Cigital’s Steven said that along with communication, training is critical. “We hire developers and train them on security because over that period of time we’ve not really succeeded in doing the opposite,” he said. “I think when you look at the security practitioner community, a lot of them are testers and security practitioners that are beginning to learn a bit about coding to be more effective at their job, and frankly, I think a lot of this design—we’re talking about really design decisions, talking about classifying the problems by the kind of flaw, and taking the right kind of design or software security initiative approach to solve it—I think it’s a little bit beyond their skill set.
“There are different classes of people,” he continued. “We’re starting to see from the OWASP community these testing practitioners: Some of them have five years’ experience, 10 years’ experience now, doing penetration testing. This group of people may not know development, they may not have really talked to executive management before, so the politics in building a security group may be a challenge. When they stroll down to talk to the architects in the organization about adopting a new open-source framework or library you’re going to build your website on, you can imagine that’s going to be a tough climb for them. There’s a development gap there, and an architecture gap.”

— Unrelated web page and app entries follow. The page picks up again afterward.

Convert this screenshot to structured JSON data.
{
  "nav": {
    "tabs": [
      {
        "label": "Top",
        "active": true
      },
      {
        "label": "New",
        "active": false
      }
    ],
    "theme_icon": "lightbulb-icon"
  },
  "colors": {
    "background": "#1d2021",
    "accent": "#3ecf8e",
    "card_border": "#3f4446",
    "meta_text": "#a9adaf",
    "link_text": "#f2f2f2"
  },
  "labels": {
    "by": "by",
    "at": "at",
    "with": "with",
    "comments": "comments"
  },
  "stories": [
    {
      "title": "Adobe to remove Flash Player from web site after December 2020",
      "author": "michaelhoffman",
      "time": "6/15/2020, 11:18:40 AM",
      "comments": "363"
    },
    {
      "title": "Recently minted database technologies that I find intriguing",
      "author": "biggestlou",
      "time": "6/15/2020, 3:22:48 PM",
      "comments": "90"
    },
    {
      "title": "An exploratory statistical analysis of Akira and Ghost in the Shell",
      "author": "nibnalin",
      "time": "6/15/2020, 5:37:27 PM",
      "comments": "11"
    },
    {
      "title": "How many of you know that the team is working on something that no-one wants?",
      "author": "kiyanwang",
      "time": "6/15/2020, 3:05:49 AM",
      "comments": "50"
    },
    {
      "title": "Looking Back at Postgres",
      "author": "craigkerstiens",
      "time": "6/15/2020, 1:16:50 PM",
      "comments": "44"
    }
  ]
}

Training and planning for vulnerabilities are tips that Rogue Wave’s Cope offered. “The only way to really protect yourself there is is to stay up to date on the latest patches, latest news, latest fixes, and expect them to continue… With all software, there will be more security holes, you need to plan for it, have tooling, prepare for some notification process so you can quickly learn when there is an issue, whether it’s open source or from somewhere else, that you know there’s an issue, and then have a mitigation plan in place so you know what is affected.
“If there’s a new OpenSSL patch that comes out, well, what do I do with that? How do I know which machines in my environment—either virtual or physical—need to be updated? And how do I do it? Who’s going to do it? The whole mitigation plan needs to be an ongoing, long-term effort.”
Fighting the good fight
All agree that as long as there is software, people will look to exploit weakness for whatever nefarious reason. But just because hacking ultimately can’t be stopped doesn’t mean it’s not worth the effort to try to secure software.
Rogue Wave’s Cope put it this way:
“It’s a little bit Darwinian…survival of the fittest. If you are patching these things as fast as you can in your enterprise, you’re going to fend off the hackers that are kind of at the bottom of the hacking food chain, the script kiddies and things like that. They know some basic techniques, maybe they’re old techniques even, but they still work on sites that aren’t being updated and patched. So if you’re doing your job as an enterprise and you’re applying with diligence and mitigating your risks, you’re at least going to cover the older known vulnerabilities, whereas the guy down the street who’s not doing that is going to be an easier target, and therefore the hacker that spends an hour trying to get into your site might find there’s easier pickings down the street. He’s feasting on the next guy and leaving you alone.
“It’s unfortunate, but you’re really not necessarily competing against the hackers; you’re competing against the other guys who aren’t keeping up their defenses as fast as you are. Kind of like, you need to put on your tennis shoes, not that you’re going to outrun the bear, but you’re going to outrun your friend.”